[Dataset entries Boundary: Start]

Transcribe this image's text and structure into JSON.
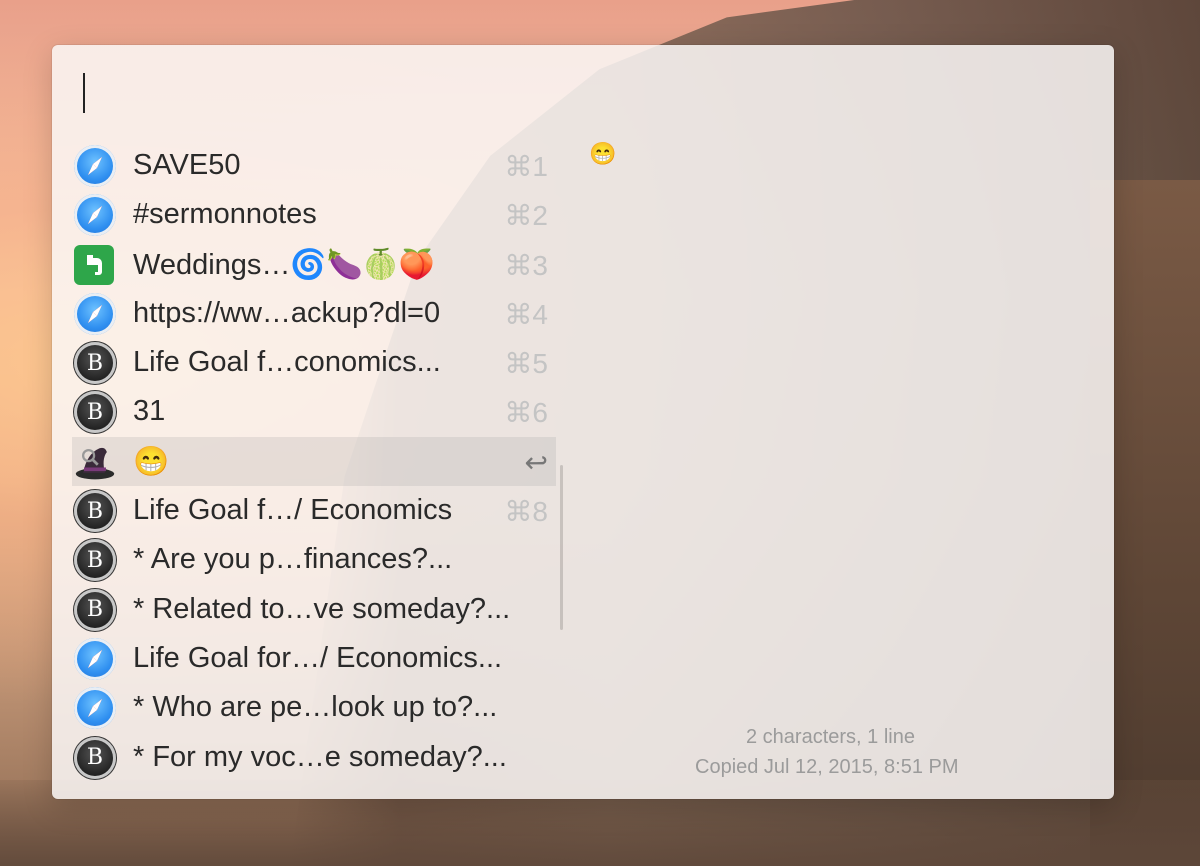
{
  "search": {
    "value": "",
    "placeholder": ""
  },
  "items": [
    {
      "icon": "safari-icon",
      "label": "SAVE50",
      "shortcut": "⌘1",
      "selected": false
    },
    {
      "icon": "safari-icon",
      "label": "#sermonnotes",
      "shortcut": "⌘2",
      "selected": false
    },
    {
      "icon": "evernote-icon",
      "label": "Weddings…🌀🍆🍈🍑",
      "shortcut": "⌘3",
      "selected": false
    },
    {
      "icon": "safari-icon",
      "label": "https://ww…ackup?dl=0",
      "shortcut": "⌘4",
      "selected": false
    },
    {
      "icon": "bbedit-icon",
      "label": "Life Goal f…conomics...",
      "shortcut": "⌘5",
      "selected": false
    },
    {
      "icon": "bbedit-icon",
      "label": "31",
      "shortcut": "⌘6",
      "selected": false
    },
    {
      "icon": "alfred-icon",
      "label": "😁",
      "shortcut": "↩",
      "selected": true
    },
    {
      "icon": "bbedit-icon",
      "label": "Life Goal f…/ Economics",
      "shortcut": "⌘8",
      "selected": false
    },
    {
      "icon": "bbedit-icon",
      "label": "* Are you p…finances?...",
      "shortcut": "",
      "selected": false
    },
    {
      "icon": "bbedit-icon",
      "label": "* Related to…ve someday?...",
      "shortcut": "",
      "selected": false
    },
    {
      "icon": "safari-icon",
      "label": "Life Goal for…/ Economics...",
      "shortcut": "",
      "selected": false
    },
    {
      "icon": "safari-icon",
      "label": "* Who are pe…look up to?...",
      "shortcut": "",
      "selected": false
    },
    {
      "icon": "bbedit-icon",
      "label": "* For my voc…e someday?...",
      "shortcut": "",
      "selected": false
    }
  ],
  "preview": {
    "content": "😁",
    "characters": "2 characters, 1 line",
    "copied": "Copied Jul 12, 2015, 8:51 PM"
  },
  "colors": {
    "selection": "#d9d7d6",
    "accent": "#2f8ff0"
  }
}
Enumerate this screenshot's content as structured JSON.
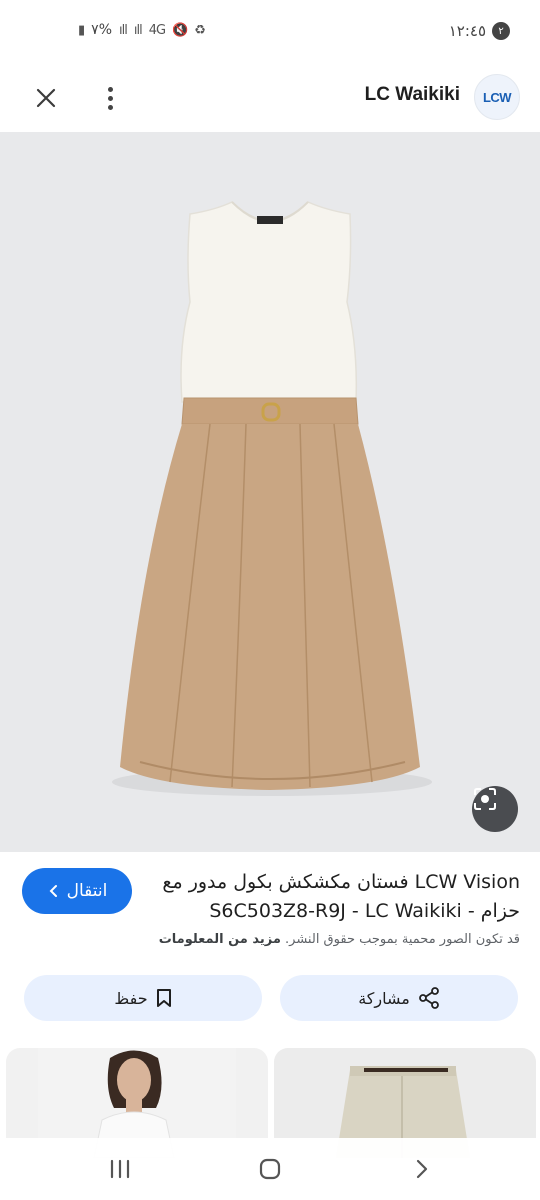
{
  "status_bar": {
    "time": "١٢:٤٥",
    "notification_count": "٢",
    "battery": "٧%",
    "network": "4G"
  },
  "app_bar": {
    "site_name": "LC Waikiki",
    "logo_text": "LCW"
  },
  "product": {
    "title": "LCW Vision فستان مكشكش بكول مدور مع حزام - S6C503Z8-R9J - LC Waikiki",
    "visit_label": "انتقال",
    "disclaimer": "قد تكون الصور محمية بموجب حقوق النشر.",
    "more_info": "مزيد من المعلومات"
  },
  "actions": {
    "share_label": "مشاركة",
    "save_label": "حفظ"
  },
  "icons": {
    "close": "close-icon",
    "more": "more-vert-icon",
    "lens": "lens-icon",
    "share": "share-icon",
    "bookmark": "bookmark-icon",
    "chevron": "chevron-left-icon",
    "nav_recent": "recent-apps-icon",
    "nav_home": "home-icon",
    "nav_back": "back-icon"
  },
  "colors": {
    "accent": "#1a73e8",
    "action_bg": "#e8f0fe",
    "hero_bg": "#e8e9eb",
    "skirt": "#c8a582",
    "top": "#f6f4ee"
  }
}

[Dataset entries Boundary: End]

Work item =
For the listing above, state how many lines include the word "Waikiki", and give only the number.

Response to the exercise =
2